▶ **DATA TO PROCESS**
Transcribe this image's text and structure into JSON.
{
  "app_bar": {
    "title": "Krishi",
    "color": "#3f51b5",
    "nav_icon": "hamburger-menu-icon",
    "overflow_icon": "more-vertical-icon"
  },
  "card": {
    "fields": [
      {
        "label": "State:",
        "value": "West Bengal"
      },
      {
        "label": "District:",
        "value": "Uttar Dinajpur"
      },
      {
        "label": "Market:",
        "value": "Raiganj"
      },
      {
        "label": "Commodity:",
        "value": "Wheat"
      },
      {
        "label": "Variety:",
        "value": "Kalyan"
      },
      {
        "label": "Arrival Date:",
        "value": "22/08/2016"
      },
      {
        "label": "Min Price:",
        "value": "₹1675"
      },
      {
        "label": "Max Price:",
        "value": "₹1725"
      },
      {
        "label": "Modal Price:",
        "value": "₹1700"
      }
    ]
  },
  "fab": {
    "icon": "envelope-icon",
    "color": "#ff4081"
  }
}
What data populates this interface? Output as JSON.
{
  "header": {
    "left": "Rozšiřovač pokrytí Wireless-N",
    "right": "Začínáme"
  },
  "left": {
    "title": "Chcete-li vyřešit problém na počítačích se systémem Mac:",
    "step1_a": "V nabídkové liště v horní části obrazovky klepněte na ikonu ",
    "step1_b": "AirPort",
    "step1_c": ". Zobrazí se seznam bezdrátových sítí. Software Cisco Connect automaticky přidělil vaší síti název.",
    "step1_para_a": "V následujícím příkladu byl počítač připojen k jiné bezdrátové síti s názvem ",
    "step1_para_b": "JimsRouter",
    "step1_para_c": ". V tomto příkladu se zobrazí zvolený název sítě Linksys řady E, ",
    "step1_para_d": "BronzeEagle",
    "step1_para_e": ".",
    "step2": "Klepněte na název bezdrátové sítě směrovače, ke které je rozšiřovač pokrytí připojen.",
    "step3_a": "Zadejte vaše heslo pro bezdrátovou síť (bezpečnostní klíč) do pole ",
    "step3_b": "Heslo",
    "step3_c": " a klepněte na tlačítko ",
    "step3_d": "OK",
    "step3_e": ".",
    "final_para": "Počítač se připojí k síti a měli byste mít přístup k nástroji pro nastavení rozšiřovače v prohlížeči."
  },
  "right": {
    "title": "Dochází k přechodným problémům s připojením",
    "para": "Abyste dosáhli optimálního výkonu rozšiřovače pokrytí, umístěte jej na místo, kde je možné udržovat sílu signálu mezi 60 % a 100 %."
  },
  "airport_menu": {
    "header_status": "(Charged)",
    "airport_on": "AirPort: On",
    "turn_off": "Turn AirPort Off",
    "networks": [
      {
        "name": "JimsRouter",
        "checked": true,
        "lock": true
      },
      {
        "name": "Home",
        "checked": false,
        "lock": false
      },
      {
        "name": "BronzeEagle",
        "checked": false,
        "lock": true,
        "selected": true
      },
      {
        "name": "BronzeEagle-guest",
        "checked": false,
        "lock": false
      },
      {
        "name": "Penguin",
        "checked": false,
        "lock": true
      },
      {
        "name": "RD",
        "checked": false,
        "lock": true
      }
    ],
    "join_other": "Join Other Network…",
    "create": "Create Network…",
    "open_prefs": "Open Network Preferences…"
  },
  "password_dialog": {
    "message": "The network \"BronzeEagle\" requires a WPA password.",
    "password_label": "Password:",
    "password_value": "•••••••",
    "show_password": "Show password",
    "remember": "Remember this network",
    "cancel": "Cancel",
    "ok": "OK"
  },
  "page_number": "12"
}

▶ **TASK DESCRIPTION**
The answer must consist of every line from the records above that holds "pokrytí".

▶ **TASK RESULT**
    "left": "Rozšiřovač pokrytí Wireless-N",
    "step2": "Klepněte na název bezdrátové sítě směrovače, ke které je rozšiřovač pokrytí připojen.",
    "para": "Abyste dosáhli optimálního výkonu rozšiřovače pokrytí, umístěte jej na místo, kde je možné udržovat sílu signálu mezi 60 % a 100 %."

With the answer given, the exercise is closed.